> _Work request_:
Each record below has to be printed verbatim.

Data records for software interfaces
========

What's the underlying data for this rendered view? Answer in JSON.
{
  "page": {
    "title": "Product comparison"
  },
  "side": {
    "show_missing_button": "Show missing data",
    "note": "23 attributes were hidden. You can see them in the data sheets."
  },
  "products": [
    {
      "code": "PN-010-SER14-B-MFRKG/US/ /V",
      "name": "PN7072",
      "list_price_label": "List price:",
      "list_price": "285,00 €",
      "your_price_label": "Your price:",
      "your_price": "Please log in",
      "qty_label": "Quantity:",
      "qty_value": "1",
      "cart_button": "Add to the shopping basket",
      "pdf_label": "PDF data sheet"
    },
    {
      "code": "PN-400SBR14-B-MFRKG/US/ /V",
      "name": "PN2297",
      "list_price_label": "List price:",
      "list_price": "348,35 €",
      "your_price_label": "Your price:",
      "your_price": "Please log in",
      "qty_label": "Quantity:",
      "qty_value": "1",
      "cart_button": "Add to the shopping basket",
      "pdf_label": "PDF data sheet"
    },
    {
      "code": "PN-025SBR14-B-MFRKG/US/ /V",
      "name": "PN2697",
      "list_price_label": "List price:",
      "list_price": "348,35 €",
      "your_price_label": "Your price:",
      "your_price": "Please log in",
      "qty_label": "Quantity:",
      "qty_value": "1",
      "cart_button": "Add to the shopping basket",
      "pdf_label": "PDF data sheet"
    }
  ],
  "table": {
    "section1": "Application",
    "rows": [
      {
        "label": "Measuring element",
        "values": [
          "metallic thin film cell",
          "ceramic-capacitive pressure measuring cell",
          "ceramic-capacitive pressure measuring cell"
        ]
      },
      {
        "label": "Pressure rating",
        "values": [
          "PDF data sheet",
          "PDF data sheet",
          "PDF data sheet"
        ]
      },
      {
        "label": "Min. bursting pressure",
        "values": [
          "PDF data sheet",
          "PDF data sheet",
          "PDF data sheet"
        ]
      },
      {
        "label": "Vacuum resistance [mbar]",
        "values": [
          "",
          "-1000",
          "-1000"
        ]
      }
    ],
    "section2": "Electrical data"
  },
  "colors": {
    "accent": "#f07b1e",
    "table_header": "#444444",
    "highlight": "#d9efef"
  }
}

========

> _Response to this task_:
What's the underlying data for this rendered view? Answer in JSON.
{
  "page": {
    "title": "Product comparison"
  },
  "side": {
    "show_missing_button": "Show missing data",
    "note": "23 attributes were hidden. You can see them in the data sheets."
  },
  "products": [
    {
      "code": "PN-010-SER14-B-MFRKG/US/ /V",
      "name": "PN7072",
      "list_price_label": "List price:",
      "list_price": "285,00 €",
      "your_price_label": "Your price:",
      "your_price": "Please log in",
      "qty_label": "Quantity:",
      "qty_value": "1",
      "cart_button": "Add to the shopping basket",
      "pdf_label": "PDF data sheet"
    },
    {
      "code": "PN-400SBR14-B-MFRKG/US/ /V",
      "name": "PN2297",
      "list_price_label": "List price:",
      "list_price": "348,35 €",
      "your_price_label": "Your price:",
      "your_price": "Please log in",
      "qty_label": "Quantity:",
      "qty_value": "1",
      "cart_button": "Add to the shopping basket",
      "pdf_label": "PDF data sheet"
    },
    {
      "code": "PN-025SBR14-B-MFRKG/US/ /V",
      "name": "PN2697",
      "list_price_label": "List price:",
      "list_price": "348,35 €",
      "your_price_label": "Your price:",
      "your_price": "Please log in",
      "qty_label": "Quantity:",
      "qty_value": "1",
      "cart_button": "Add to the shopping basket",
      "pdf_label": "PDF data sheet"
    }
  ],
  "table": {
    "section1": "Application",
    "rows": [
      {
        "label": "Measuring element",
        "values": [
          "metallic thin film cell",
          "ceramic-capacitive pressure measuring cell",
          "ceramic-capacitive pressure measuring cell"
        ]
      },
      {
        "label": "Pressure rating",
        "values": [
          "PDF data sheet",
          "PDF data sheet",
          "PDF data sheet"
        ]
      },
      {
        "label": "Min. bursting pressure",
        "values": [
          "PDF data sheet",
          "PDF data sheet",
          "PDF data sheet"
        ]
      },
      {
        "label": "Vacuum resistance [mbar]",
        "values": [
          "",
          "-1000",
          "-1000"
        ]
      }
    ],
    "section2": "Electrical data"
  },
  "colors": {
    "accent": "#f07b1e",
    "table_header": "#444444",
    "highlight": "#d9efef"
  }
}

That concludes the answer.